* Work request *
The answer must be every line from the entries below that includes "Word".

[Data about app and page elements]
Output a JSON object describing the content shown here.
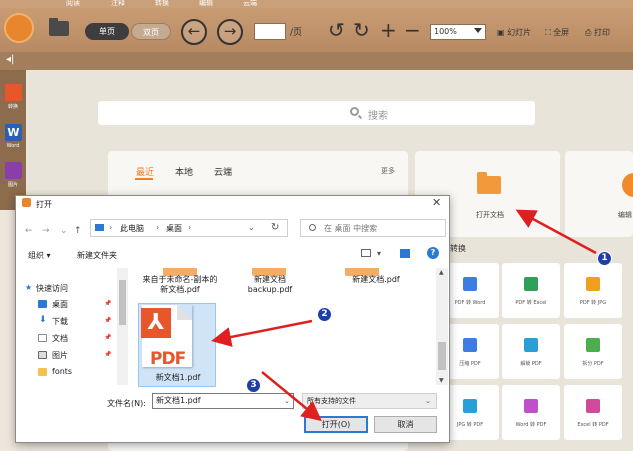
{
  "menubar": {
    "tabs": [
      "阅读",
      "注释",
      "转换",
      "编辑",
      "云端"
    ]
  },
  "toolbar": {
    "single_page": "单页",
    "double_page": "双页",
    "page_suffix": "/页",
    "zoom": "100%",
    "slideshow": "幻灯片",
    "fullscreen": "全屏",
    "print": "打印"
  },
  "sidebar": {
    "items": [
      {
        "label": "转换",
        "color": "#e8572b"
      },
      {
        "label": "Word",
        "color": "#2b5fb3"
      },
      {
        "label": "图片",
        "color": "#8a3ea8"
      }
    ]
  },
  "home": {
    "search_placeholder": "搜索",
    "recent_tabs": [
      "最近",
      "本地",
      "云端"
    ],
    "more": "更多",
    "open_doc": "打开文档",
    "edit_label": "编辑",
    "convert_heading": "转换",
    "tiles": [
      {
        "label": "PDF 转 Word",
        "color": "#3b7de0"
      },
      {
        "label": "PDF 转 Excel",
        "color": "#2fa05a"
      },
      {
        "label": "PDF 转 JPG",
        "color": "#f0a020"
      },
      {
        "label": "压缩 PDF",
        "color": "#3b7de0"
      },
      {
        "label": "解锁 PDF",
        "color": "#2a9fd6"
      },
      {
        "label": "拆分 PDF",
        "color": "#4cae4c"
      },
      {
        "label": "JPG 转 PDF",
        "color": "#2a9fd6"
      },
      {
        "label": "Word 转 PDF",
        "color": "#c050c8"
      },
      {
        "label": "Excel 转 PDF",
        "color": "#d04a9a"
      }
    ]
  },
  "dialog": {
    "title": "打开",
    "address": [
      "此电脑",
      "桌面"
    ],
    "search_placeholder": "在 桌面 中搜索",
    "organize": "组织 ▾",
    "new_folder": "新建文件夹",
    "nav": [
      {
        "label": "快速访问",
        "color": "#2a7ad4"
      },
      {
        "label": "桌面",
        "color": "#2a7ad4"
      },
      {
        "label": "下载",
        "color": "#2a7ad4"
      },
      {
        "label": "文档",
        "color": "#8a8a8a"
      },
      {
        "label": "图片",
        "color": "#8a8a8a"
      },
      {
        "label": "fonts",
        "color": "#f2c24a"
      }
    ],
    "files": {
      "top_row": [
        "来自于未命名-副本的新文档.pdf",
        "新建文档backup.pdf",
        "新建文档.pdf"
      ],
      "selected_icon_text": "PDF",
      "selected_name": "新文档1.pdf"
    },
    "filename_label": "文件名(N):",
    "filename_value": "新文档1.pdf",
    "filter_value": "所有支持的文件",
    "open_button": "打开(O)",
    "cancel_button": "取消"
  },
  "annotations": {
    "badges": [
      "1",
      "2",
      "3"
    ],
    "arrow_color": "#e02020"
  }
}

* Finished task *
        "label": "Word",
        "label": "PDF 转 Word",
        "label": "Word 转 PDF",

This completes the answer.